The group has its own web site (, which, Caspi says, registers about 200 visitors a day. The site has an active forum that cartoonists can use to upload their works, and therefore, join the group.

"We already have about 150 cartoonists," says Caspi. "One or two new ones join each day. We have sold about 3,000 A4 pages so far." Caspi notes that all revenues are used toward printing costs and for hosting events at which the comics are sold. Alongside known artists who are members (Dudu Geva, Zev Engelmeier, Uri Fink), the group includes young artists, mostly aged 15-16.

The group does not censor content.
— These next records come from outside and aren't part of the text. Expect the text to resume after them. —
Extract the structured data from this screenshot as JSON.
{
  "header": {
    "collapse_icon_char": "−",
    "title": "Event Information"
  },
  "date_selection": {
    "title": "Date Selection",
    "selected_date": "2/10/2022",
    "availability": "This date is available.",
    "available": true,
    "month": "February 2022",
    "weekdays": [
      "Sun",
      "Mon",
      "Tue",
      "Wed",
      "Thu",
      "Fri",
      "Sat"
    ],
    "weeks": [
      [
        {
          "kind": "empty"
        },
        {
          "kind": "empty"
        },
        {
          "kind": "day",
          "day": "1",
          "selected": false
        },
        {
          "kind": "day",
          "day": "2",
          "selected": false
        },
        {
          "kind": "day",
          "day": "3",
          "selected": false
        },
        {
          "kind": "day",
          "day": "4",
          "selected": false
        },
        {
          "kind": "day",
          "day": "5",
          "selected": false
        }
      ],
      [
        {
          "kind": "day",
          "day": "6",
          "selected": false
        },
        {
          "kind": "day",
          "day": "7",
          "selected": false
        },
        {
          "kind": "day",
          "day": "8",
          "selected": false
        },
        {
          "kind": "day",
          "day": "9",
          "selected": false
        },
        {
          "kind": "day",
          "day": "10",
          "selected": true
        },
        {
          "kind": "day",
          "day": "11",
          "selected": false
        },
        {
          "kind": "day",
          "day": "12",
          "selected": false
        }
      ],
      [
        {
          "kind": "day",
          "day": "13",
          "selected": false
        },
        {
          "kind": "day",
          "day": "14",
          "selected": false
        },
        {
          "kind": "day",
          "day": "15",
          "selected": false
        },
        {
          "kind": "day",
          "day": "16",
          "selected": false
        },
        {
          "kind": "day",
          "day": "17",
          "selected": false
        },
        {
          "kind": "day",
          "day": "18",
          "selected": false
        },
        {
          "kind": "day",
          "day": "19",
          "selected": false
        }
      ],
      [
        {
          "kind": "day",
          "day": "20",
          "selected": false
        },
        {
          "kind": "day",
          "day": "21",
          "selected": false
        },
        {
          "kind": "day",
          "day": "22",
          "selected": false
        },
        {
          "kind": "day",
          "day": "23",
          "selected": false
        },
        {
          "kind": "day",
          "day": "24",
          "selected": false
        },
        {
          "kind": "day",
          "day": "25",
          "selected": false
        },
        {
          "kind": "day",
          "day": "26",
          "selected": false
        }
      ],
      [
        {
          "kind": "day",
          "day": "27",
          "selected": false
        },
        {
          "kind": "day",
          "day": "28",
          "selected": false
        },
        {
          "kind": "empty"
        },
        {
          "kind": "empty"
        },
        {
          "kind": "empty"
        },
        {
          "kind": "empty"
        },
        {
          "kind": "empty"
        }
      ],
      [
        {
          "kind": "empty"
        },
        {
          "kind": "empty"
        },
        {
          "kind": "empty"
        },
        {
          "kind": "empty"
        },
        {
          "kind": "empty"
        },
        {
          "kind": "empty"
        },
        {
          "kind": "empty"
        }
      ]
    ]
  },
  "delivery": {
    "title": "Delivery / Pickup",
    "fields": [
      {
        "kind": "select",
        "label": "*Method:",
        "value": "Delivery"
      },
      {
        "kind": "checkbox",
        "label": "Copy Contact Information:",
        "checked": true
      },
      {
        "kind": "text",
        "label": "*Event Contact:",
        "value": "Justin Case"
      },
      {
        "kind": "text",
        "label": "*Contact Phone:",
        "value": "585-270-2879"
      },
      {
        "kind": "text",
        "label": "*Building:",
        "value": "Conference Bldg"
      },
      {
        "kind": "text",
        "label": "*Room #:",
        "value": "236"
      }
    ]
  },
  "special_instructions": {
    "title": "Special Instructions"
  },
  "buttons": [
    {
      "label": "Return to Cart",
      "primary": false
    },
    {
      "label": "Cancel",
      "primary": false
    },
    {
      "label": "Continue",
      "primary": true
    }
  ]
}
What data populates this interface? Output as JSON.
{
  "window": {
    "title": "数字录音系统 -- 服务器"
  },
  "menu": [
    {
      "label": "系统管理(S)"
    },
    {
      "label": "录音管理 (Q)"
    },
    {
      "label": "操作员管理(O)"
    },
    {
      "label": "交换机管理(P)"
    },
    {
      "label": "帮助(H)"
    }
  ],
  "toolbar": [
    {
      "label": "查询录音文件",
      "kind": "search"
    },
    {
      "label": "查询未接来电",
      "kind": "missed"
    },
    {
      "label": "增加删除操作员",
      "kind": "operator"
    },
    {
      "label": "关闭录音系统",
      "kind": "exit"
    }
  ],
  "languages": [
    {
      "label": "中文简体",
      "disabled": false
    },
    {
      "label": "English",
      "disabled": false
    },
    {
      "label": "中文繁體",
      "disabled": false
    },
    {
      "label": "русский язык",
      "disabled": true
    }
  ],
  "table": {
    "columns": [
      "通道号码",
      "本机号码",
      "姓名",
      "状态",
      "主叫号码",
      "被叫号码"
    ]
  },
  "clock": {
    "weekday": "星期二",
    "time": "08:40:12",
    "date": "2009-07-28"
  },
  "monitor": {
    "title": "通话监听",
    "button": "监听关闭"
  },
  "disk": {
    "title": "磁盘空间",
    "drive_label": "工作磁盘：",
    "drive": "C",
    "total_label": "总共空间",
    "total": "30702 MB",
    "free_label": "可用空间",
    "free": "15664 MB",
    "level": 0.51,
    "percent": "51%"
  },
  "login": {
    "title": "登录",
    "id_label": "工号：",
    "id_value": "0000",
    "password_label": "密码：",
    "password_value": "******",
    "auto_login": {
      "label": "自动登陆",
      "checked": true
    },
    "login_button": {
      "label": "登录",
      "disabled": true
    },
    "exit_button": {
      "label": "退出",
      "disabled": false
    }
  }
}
Thus, for example, one can find an A4 comic book with stories about an Israel Defense Forces soldier who is a suicide bomber, dubious connections between Ilan Ramon and Omri Sharon, the adventures of a talking cup, and a tour of Chen Blvd. in Tel Aviv with a dog who prefers his own kind.

"We are not mainstream," says Caspi. "Anyone can write about sex, violence, drugs, politics or even a simple love story."

More than an industry of individuals

The group was founded about five months ago at the initiative of Caspi, Geva, Rani Levanon, Boaz Kadman and a few others. "We wanted comics to be more than an industry of a few individuals, that it should become something more popular, that anyone who wanted to express himself could put out a comic book," Geva says. "[We wanted] to give an opportunity to every child, every old woman, everyone who couldn't afford to publish works on his own."

Geva took upon himself the printing of the first 100 of the group's cartoons on his home photocopier. "I made 50 copies of each page, on both sides of the page, which comes out to about 10,000 copies," he says. "I felt like a print shop owner, a small Communist contributing to mankind."

Another group of artists that exhibited in the alternative comics exhibition was the Dimona group, whose five members have been operating together for a year-and-a-half. The five - Sagi Morad, Michal Baruch, Merav Shaul, Yifat Cohen and Amitai Sandy - studied design at either Jerusalem's Bezalel Academy of Arts and Design or Vital, the Tel Aviv Center for Design Studies.

"We preferred to work in a group, because a group has much more power, both in the economic sense and from the perspective of dividing the work load," says a group member. "Putting out a book independently is a lot of work, and this way we split up the tasks: one distributes (whoever has a car that day); one is in charge of printing; another is responsible for public relations. We have no fixed roles, switching with one another all the time. Beyond that, Dimona is also a kind of support group. We meet, show one another what we have done, and share ideas."

In the beginning, they approached regular publishers, who were not enthusiastic about the group of young inexperienced artists who insisted on drawing cartoons. The group refused to be discouraged, however, and decided to do everything on its own.

"We discovered that it is great to publish on our own," says another Dimona member. "It gives us a sense of independence. We have no restrictions on the content we put in the books. Each one of us can do what he wants on his pages."

The group's members agreed to write their cartoons in English so they could distribute the comic books overseas, and they chose the name Dimona because they wanted an Israeli name that non-Israelis could pronounce easily. The have published two books, participated in the International Comics Festival in Angoul, France, and had their works published in two anthologies - one in German and the other in Slovenian. This week the five are going to the Internationales Berliner Comicfestival.

Every so often, they pack copies of their books, "Dimona" ("We picked it up from the printer a day before our trip to France) and "Dimona Israeli," which came out last week ("on the first day of the Cinematheque festival we ran to get it from the bookbinder") into Baruch's car, and distribute them to small bookstores like Prose, Ha'ozen Hashlishit, Tolaat Sfarim, and Salon Mazal in Tel Aviv.

"You won't find our books at Steimatsky's," they say. "We don't distribute to chain stores."